Fed moves to boost weak US economy; stocks jump
The Federal Reserve announced bold steps Thursday to stimulate the still-weak US economy and reduce high unemployment, saying it will spend $40 billion a month to buy mortgage-backed securities for long as necessary.
The Dow Jones industrial average shot up almost 240 points in response, reaching its highest point since the start of the Great Recession.
The central bank also extended a plan to keep short-term interest rates at record lows - close to zero - through mid-2015, or six months longer than it had planned. And it said it's ready to take other steps to boost the economy even after it strengthens under a "highly accommodative stance of monetary policy."
"The idea is to quicken the recovery," Chairman Ben Bernanke later told a news conference. But he made clear he thinks the economy will need the Fed's intervention even after the recovery strengthens, saying the country's employment situation "remains a grave concern." A new Fed forecast says it thinks unemployment, now at 8.1 percent, won't fall below 8 percent this year.
Thursday's actions pointed to how sluggish the US economy remains more than three years after the Great Recession ended. With less than eight weeks left until the presidential election, the economy remains the top issue on most voters' minds.
A spokeswoman for Mitt Romney's presidential campaign said the Fed's latest efforts to boost the economy are "further confirmation that President Obama's policies have not worked."
Asked whether the Fed considered the impact of its actions on the presidential election, Bernanke said: "We make our decisions based entirely on the state of the economy... We just don't take those factors into account."
The Fed also lowered its outlook for growth this year, saying it now expects growth to be no stronger than 2 percent this year. That's down from its forecast of 2.4 percent in June.
The Fed's actions come a week after the European Central Bank announced its most ambitious plan yet to ease Europe's financial crisis by buying unlimited amounts of government bonds to help countries manage their debts.
The bond purchases announced Thursday are intended to lower long-term interest rates to spur borrowing and spending. But some economists said they thought the benefit to the economy would be slight.
"We doubt it will be enough to get the economy on the right track," said Paul Ashworth, an economist at Capital Economics. "It's only a matter of time before speculation begins as to when the Fed will raise its purchases from $40 billion a month."
The Fed's new bond purchases, which will start Friday, amount to less per month than either of its first two bond programs.

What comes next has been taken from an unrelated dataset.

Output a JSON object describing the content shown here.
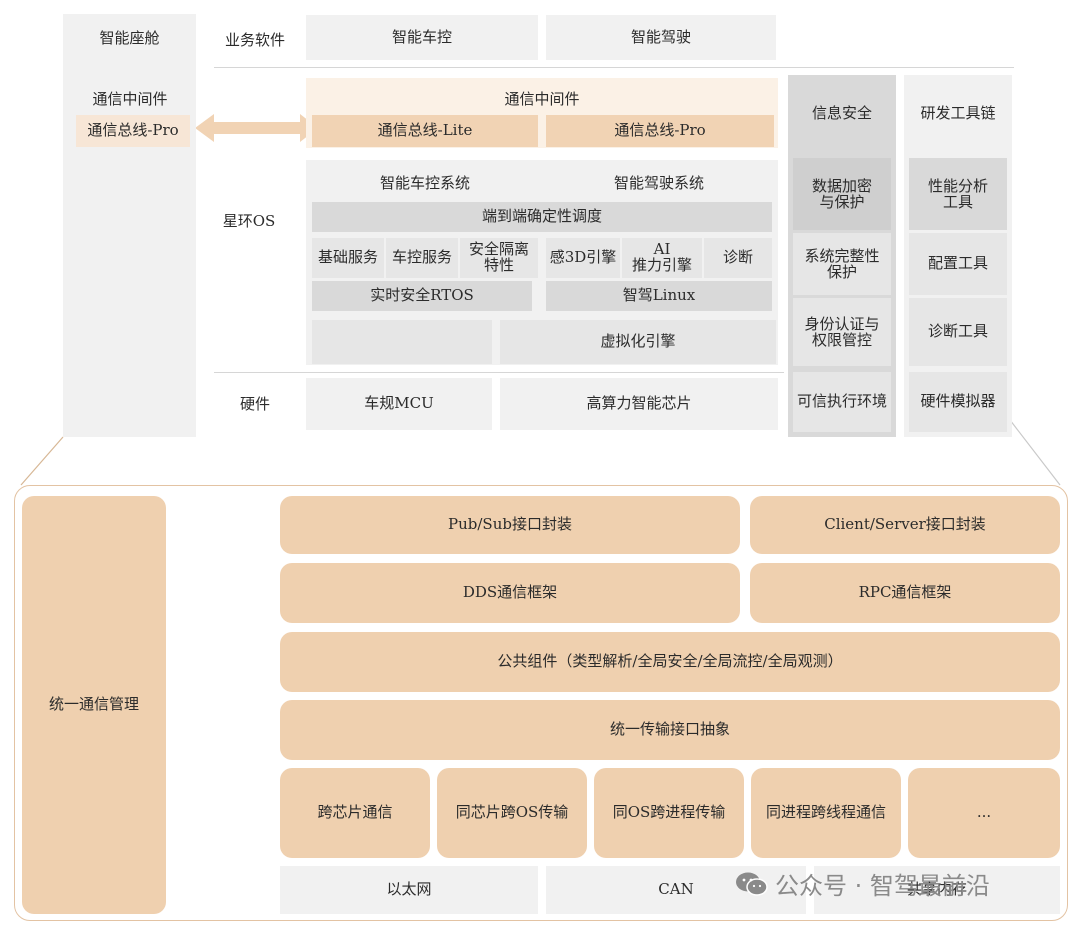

Investors had been expecting action from the Fed after Bernanke said in a speech last month that persistently weak hiring remains "a grave concern" that inflicts "enormous suffering."
The Fed is under pressure to act because the US economy is still growing too slowly to reduce high unemployment. The unemployment rate has topped 8 percent every month since the Great Recession officially ended more than three years ago.
"If the outlook for the labor market does not improve substantially, the committee will continue its purchases of agency mortgage-backed securities, undertake additional asset purchases and employ its other policy tools as appropriate until such improvement is achieved in a context of price stability," the Fed's policy committee said in a statement released after the meeting.
The Fed also expressed concern about overseas markets but did not mention Europe or China, two regions that help drive the global economy but are struggling. "Furthermore, strains in global financial markets continue to pose significant downside risks to the economic outlook," the statement said.
The statement was approved on an 11-1 vote. The lone dissenter was Richmond Fed President Jeffrey Lacker, who worries about igniting inflation.
Skeptics warned that further bond buying might provide little benefit. Rates are already near record lows. Critics also warn that more bond purchases raise the risk of higher inflation later.
Still, some economists suggested that the Fed might continue to buy $40 billion a month in mortgage bonds for up to three years. That's how long some analysts expect it will take for the unemployment rate to dip below 7 percent, toward a "normal" rate of 6 percent or less. The rate is now 8.1 percent.
If the new bond buying lasts three years, Ashworth said it would add about $1.4 trillion to the Fed's purchases. That would be close to the $1.7 trillion the Fed spent in its first round of bond buying. That began in November 2008, at the height of the financial crisis, and ran until March 2010.
The Fed's second bond-buying program totaled $600 billion. It ran from November 2010 through June 2011.